  1. Khalifa Haftar, the generalissimo in charge of eastern Libya, and Fayez al-Sarraj, the prime minister of the internationally-recognized unity government in Tripoli, did not agree on a date for elections, so there is no deadline.
  2. The truce exempts counterterrorism, which Haftar and Sarraj could interpret differently. Haftar calls his entire campaign a counterterrorist operation.
  3. Libya’s institutions, including the central bank and National Oil Corporation, have recognized Sarraj’s as the legitimate government, but he has no security force of his own and could struggle to convince the militias that support him to stop fighting.
  4. Haftar, by contrast, has his own army, which occupies two-thirds of Libya, most of its oil ports and the city of Benghazi. But he has to convince a rival parliament in Tobruk to agree to the deal. Given how well the civil war has been going for them lately, they may balk at its terms.
  5. While Western countries and the United Nations back Sarraj, Egypt and the United Arab Emirates support Haftar in his war against Islamists.

Haftar’s role

Another criticism: the Paris agreement legitimizes Haftar.

“The likely outcome will be Haftar’s international legitimization without him actually having to give up anything,” Mattia Toaldo of the European Council on Foreign Relations told the Financial Times. “In this sense, it will make Italy’s goal of stabilizing Libya even harder.”

How and why Haftar returned to Libya during the civil war remains a mystery.

Once a colonel in Muammar Gaddafi’s army, Haftar fell out with the eccentric strongman after his 1987 defeat in a war against Chad. He moved to the United States, where it is believed he was recruited by the CIA.

Collapse of the state

Libya has been without a stable, central government since Gaddafi was ousted and killed in a 2011 Western-backed uprising.

During his forty-year dictatorship, Gaddafi dismantled Libya’s institutions and ruled through personal and tribal relations.

When he was defeated, law and order collapsed. Many of the militias that were formed to fight Gaddafi’s troops refused to disband. Old regional and tribal cleavages reemerged.

Eastern Libya, where Haftar now rules, was the seat of the Libyan monarchy before Gaddafi, a westerner, toppled the king in 1969.

Before independence, it was a separate colony of Italy called Cyrenaica.

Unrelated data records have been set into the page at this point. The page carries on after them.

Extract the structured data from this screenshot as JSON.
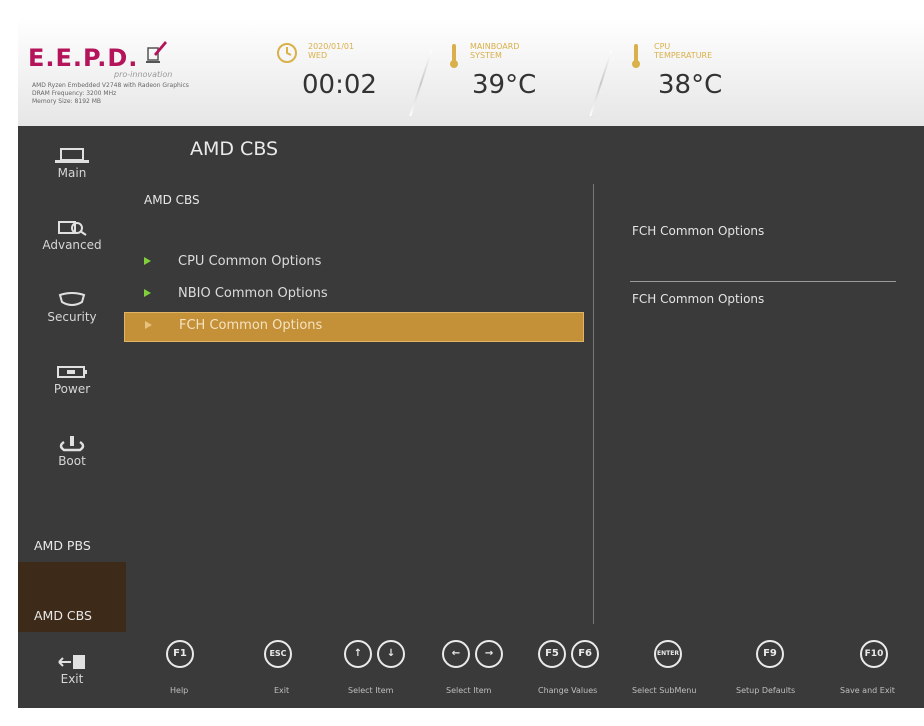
{
  "header": {
    "logo_text": "E.E.P.D.",
    "logo_sub": "pro-innovation",
    "sysinfo": [
      "AMD Ryzen Embedded V2748 with Radeon Graphics",
      "DRAM Frequency: 3200 MHz",
      "Memory Size: 8192 MB"
    ],
    "clock": {
      "label_line1": "2020/01/01",
      "label_line2": "WED",
      "value": "00:02"
    },
    "mainboard": {
      "label_line1": "MAINBOARD",
      "label_line2": "SYSTEM",
      "value": "39°C"
    },
    "cpu": {
      "label_line1": "CPU",
      "label_line2": "TEMPERATURE",
      "value": "38°C"
    },
    "accent_color": "#d9b04a",
    "brand_color": "#b4145a"
  },
  "sidebar": {
    "items": [
      {
        "label": "Main",
        "icon": "monitor-icon"
      },
      {
        "label": "Advanced",
        "icon": "magnifier-icon"
      },
      {
        "label": "Security",
        "icon": "shield-icon"
      },
      {
        "label": "Power",
        "icon": "battery-icon"
      },
      {
        "label": "Boot",
        "icon": "power-icon"
      },
      {
        "label": "AMD PBS"
      },
      {
        "label": "AMD CBS",
        "selected": true
      },
      {
        "label": "Exit",
        "icon": "exit-door-icon"
      }
    ],
    "selected_bg": "#3d2a18"
  },
  "main": {
    "title": "AMD CBS",
    "section_heading": "AMD CBS",
    "items": [
      {
        "label": "CPU Common Options"
      },
      {
        "label": "NBIO Common Options"
      },
      {
        "label": "FCH Common Options",
        "selected": true
      }
    ],
    "arrow_color": "#7fd03a",
    "selected_color": "#c49038"
  },
  "help": {
    "title": "FCH Common Options",
    "description": "FCH Common Options"
  },
  "footer": {
    "keys": [
      {
        "keys": [
          "F1"
        ],
        "label": "Help"
      },
      {
        "keys": [
          "ESC"
        ],
        "label": "Exit"
      },
      {
        "keys": [
          "↑",
          "↓"
        ],
        "label": "Select Item"
      },
      {
        "keys": [
          "←",
          "→"
        ],
        "label": "Select Item"
      },
      {
        "keys": [
          "F5",
          "F6"
        ],
        "label": "Change Values"
      },
      {
        "keys": [
          "ENTER"
        ],
        "label": "Select SubMenu"
      },
      {
        "keys": [
          "F9"
        ],
        "label": "Setup Defaults"
      },
      {
        "keys": [
          "F10"
        ],
        "label": "Save and Exit"
      }
    ]
  }
}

Gaddafi concentrated economic development in and around the new capital, Tripoli, and largely neglected the east, even though it had 60 percent of Libya’s oil production and its two biggest petroleum export sites: Ra’s Lanuf and Zuwetina.